The festival is the one time of the year that Garfield gets to mingle with other jugglers, whose skills range from beginner to advanced. Not only does it provide an opportunity to learn from others, but it does wonders for his self-esteem. Here, he is understood.
"When I practice in Seattle, I practice by myself at a YMCA . . . and there's just these people there stretching, not juggling or anything," he said. "Most of them don't like me being there because they think juggling is for clowns and circuses and whatever.
"But then I come here and people watch me and they say, 'Wow, you're good.' "
In this country, juggling has evolved beyond its vaudeville and circus roots. Festival participants say it is a performance art that nets big fees at business conventions and at private parties. Jugglers have entertainment careers in nightclubs, on Las Vegas and Atlantic City stages, and as opening acts for celebrities.
"Everyone associates it (juggling) with clowns and circuses," Garfield said. "That's something I'd really like to get rid of because I don't plan to be in a circus or on being a clown. My goal is to get a steady job on a stage, maybe in Las Vegas."
Still to come in the five-day festival is the senior individual and team juggling championship to be held today at 7:30 p.m. at UCLA's Royce Hall.
"Joggling," a 4-year-old sport of running and juggling, will be featured at the Drake Track Stadium at 10:30 a.m. Saturday. Jogglers will compete in 100-meter, one-mile and five-kilometer events, as well as a one-mile relay race. Those in the know expect records to be broken for both the 100-meter and the one-mile joggling events. The records now stand at 11.9 seconds for the 100-meter and 4 minutes, 43 seconds for the one-mile event, according to the Guinness Book of World Records.
Also on Saturday, other contests and demonstrations at Pauley Pavilion will start at 1:30 p.m. Representatives from the Guinness Book will document any records set at the demonstration.

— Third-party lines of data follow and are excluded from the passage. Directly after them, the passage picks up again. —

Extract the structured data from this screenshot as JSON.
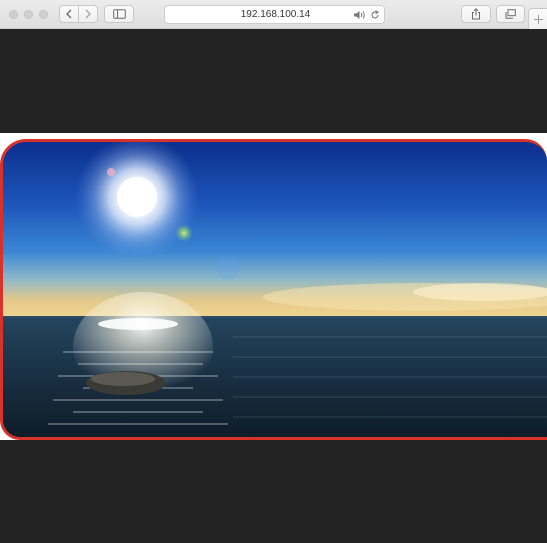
{
  "browser": {
    "address_text": "192.168.100.14",
    "icons": {
      "back": "chevron-left-icon",
      "forward": "chevron-right-icon",
      "sidebar": "sidebar-icon",
      "audio": "speaker-icon",
      "reload": "reload-icon",
      "share": "share-icon",
      "tabs": "tabs-icon",
      "new_tab": "plus-icon"
    }
  },
  "page": {
    "image_frame_color": "#d8322a",
    "background_color": "#232323"
  }
}
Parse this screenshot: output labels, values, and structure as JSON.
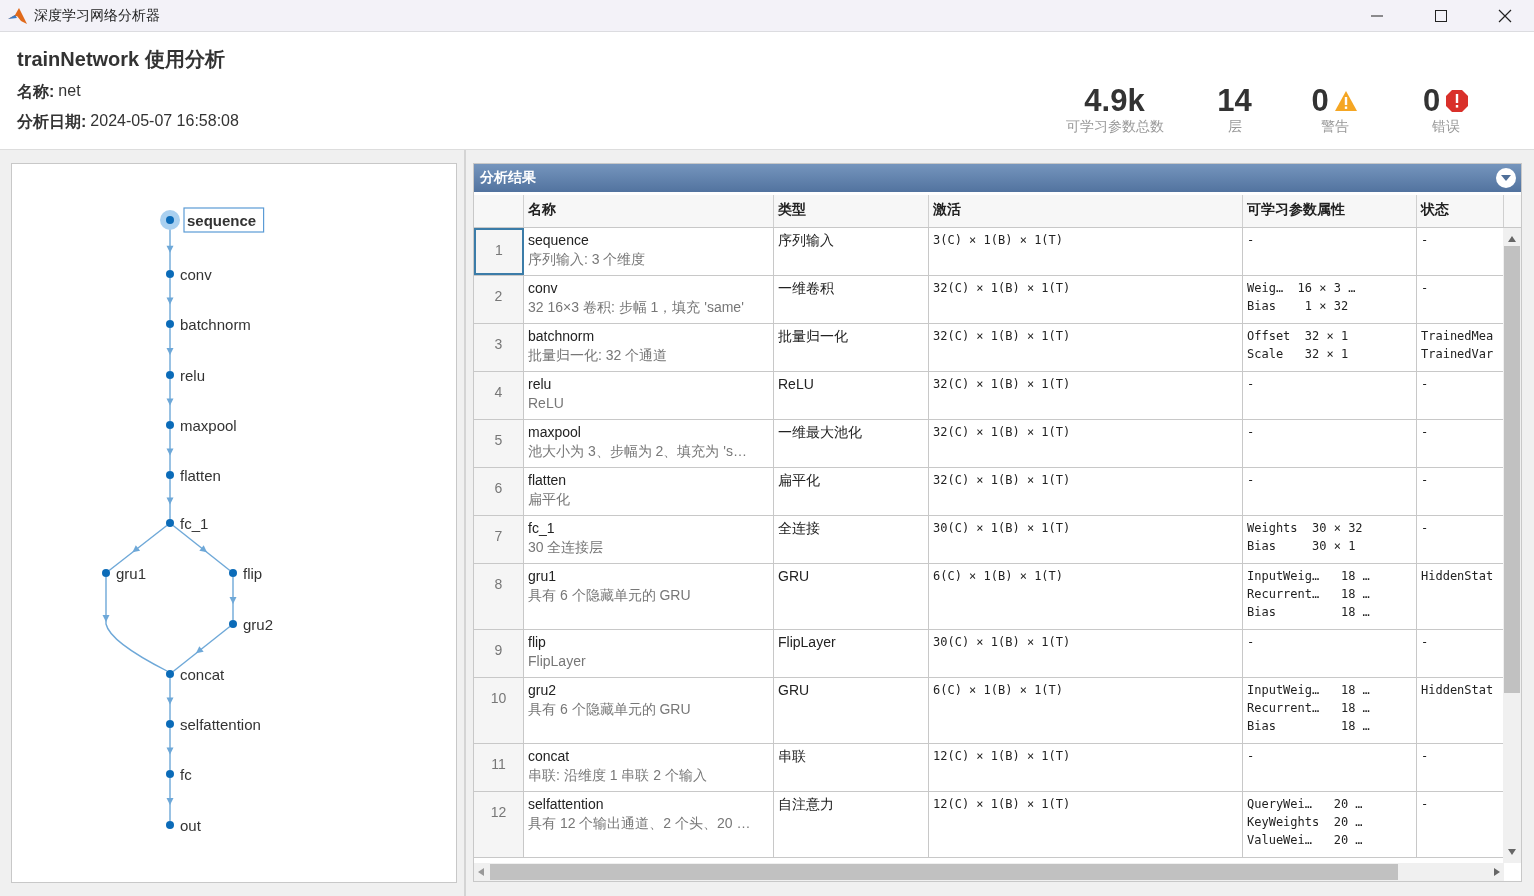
{
  "window": {
    "title": "深度学习网络分析器"
  },
  "report": {
    "title": "trainNetwork 使用分析",
    "name_label": "名称:",
    "name": "net",
    "date_label": "分析日期:",
    "date": "2024-05-07 16:58:08"
  },
  "summary": [
    {
      "value": "4.9k",
      "label": "可学习参数总数",
      "kind": "plain"
    },
    {
      "value": "14",
      "label": "层",
      "kind": "plain"
    },
    {
      "value": "0",
      "label": "警告",
      "kind": "warning"
    },
    {
      "value": "0",
      "label": "错误",
      "kind": "error"
    }
  ],
  "graph": {
    "nodes": [
      {
        "name": "sequence",
        "selected": true
      },
      {
        "name": "conv",
        "selected": false
      },
      {
        "name": "batchnorm",
        "selected": false
      },
      {
        "name": "relu",
        "selected": false
      },
      {
        "name": "maxpool",
        "selected": false
      },
      {
        "name": "flatten",
        "selected": false
      },
      {
        "name": "fc_1",
        "selected": false
      },
      {
        "name": "gru1",
        "selected": false
      },
      {
        "name": "flip",
        "selected": false
      },
      {
        "name": "gru2",
        "selected": false
      },
      {
        "name": "concat",
        "selected": false
      },
      {
        "name": "selfattention",
        "selected": false
      },
      {
        "name": "fc",
        "selected": false
      },
      {
        "name": "out",
        "selected": false
      }
    ]
  },
  "results": {
    "title": "分析结果",
    "columns": [
      "名称",
      "类型",
      "激活",
      "可学习参数属性",
      "状态"
    ],
    "rows": [
      {
        "index": "1",
        "name": "sequence",
        "description": "序列输入: 3 个维度",
        "type": "序列输入",
        "activation": "3(C) × 1(B) × 1(T)",
        "learnables": [
          "-"
        ],
        "states": [
          "-"
        ],
        "selected": true
      },
      {
        "index": "2",
        "name": "conv",
        "description": "32 16×3 卷积: 步幅 1，填充 'same'",
        "type": "一维卷积",
        "activation": "32(C) × 1(B) × 1(T)",
        "learnables": [
          "Weig…  16 × 3 …",
          "Bias    1 × 32"
        ],
        "states": [
          "-"
        ],
        "selected": false
      },
      {
        "index": "3",
        "name": "batchnorm",
        "description": "批量归一化: 32 个通道",
        "type": "批量归一化",
        "activation": "32(C) × 1(B) × 1(T)",
        "learnables": [
          "Offset  32 × 1",
          "Scale   32 × 1"
        ],
        "states": [
          "TrainedMea",
          "TrainedVar"
        ],
        "selected": false
      },
      {
        "index": "4",
        "name": "relu",
        "description": "ReLU",
        "type": "ReLU",
        "activation": "32(C) × 1(B) × 1(T)",
        "learnables": [
          "-"
        ],
        "states": [
          "-"
        ],
        "selected": false
      },
      {
        "index": "5",
        "name": "maxpool",
        "description": "池大小为 3、步幅为 2、填充为 's…",
        "type": "一维最大池化",
        "activation": "32(C) × 1(B) × 1(T)",
        "learnables": [
          "-"
        ],
        "states": [
          "-"
        ],
        "selected": false
      },
      {
        "index": "6",
        "name": "flatten",
        "description": "扁平化",
        "type": "扁平化",
        "activation": "32(C) × 1(B) × 1(T)",
        "learnables": [
          "-"
        ],
        "states": [
          "-"
        ],
        "selected": false
      },
      {
        "index": "7",
        "name": "fc_1",
        "description": "30 全连接层",
        "type": "全连接",
        "activation": "30(C) × 1(B) × 1(T)",
        "learnables": [
          "Weights  30 × 32",
          "Bias     30 × 1"
        ],
        "states": [
          "-"
        ],
        "selected": false
      },
      {
        "index": "8",
        "name": "gru1",
        "description": "具有 6 个隐藏单元的 GRU",
        "type": "GRU",
        "activation": "6(C) × 1(B) × 1(T)",
        "learnables": [
          "InputWeig…   18 …",
          "Recurrent…   18 …",
          "Bias         18 …"
        ],
        "states": [
          "HiddenStat"
        ],
        "selected": false
      },
      {
        "index": "9",
        "name": "flip",
        "description": "FlipLayer",
        "type": "FlipLayer",
        "activation": "30(C) × 1(B) × 1(T)",
        "learnables": [
          "-"
        ],
        "states": [
          "-"
        ],
        "selected": false
      },
      {
        "index": "10",
        "name": "gru2",
        "description": "具有 6 个隐藏单元的 GRU",
        "type": "GRU",
        "activation": "6(C) × 1(B) × 1(T)",
        "learnables": [
          "InputWeig…   18 …",
          "Recurrent…   18 …",
          "Bias         18 …"
        ],
        "states": [
          "HiddenStat"
        ],
        "selected": false
      },
      {
        "index": "11",
        "name": "concat",
        "description": "串联: 沿维度 1 串联 2 个输入",
        "type": "串联",
        "activation": "12(C) × 1(B) × 1(T)",
        "learnables": [
          "-"
        ],
        "states": [
          "-"
        ],
        "selected": false
      },
      {
        "index": "12",
        "name": "selfattention",
        "description": "具有 12 个输出通道、2 个头、20 …",
        "type": "自注意力",
        "activation": "12(C) × 1(B) × 1(T)",
        "learnables": [
          "QueryWei…   20 …",
          "KeyWeights  20 …",
          "ValueWei…   20 …"
        ],
        "states": [
          "-"
        ],
        "selected": false
      }
    ]
  }
}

The festival will end with performances from world-class professional jugglers in the New Vaudeville Revue at 8 p.m. in Royce Hall. All events are open to the public.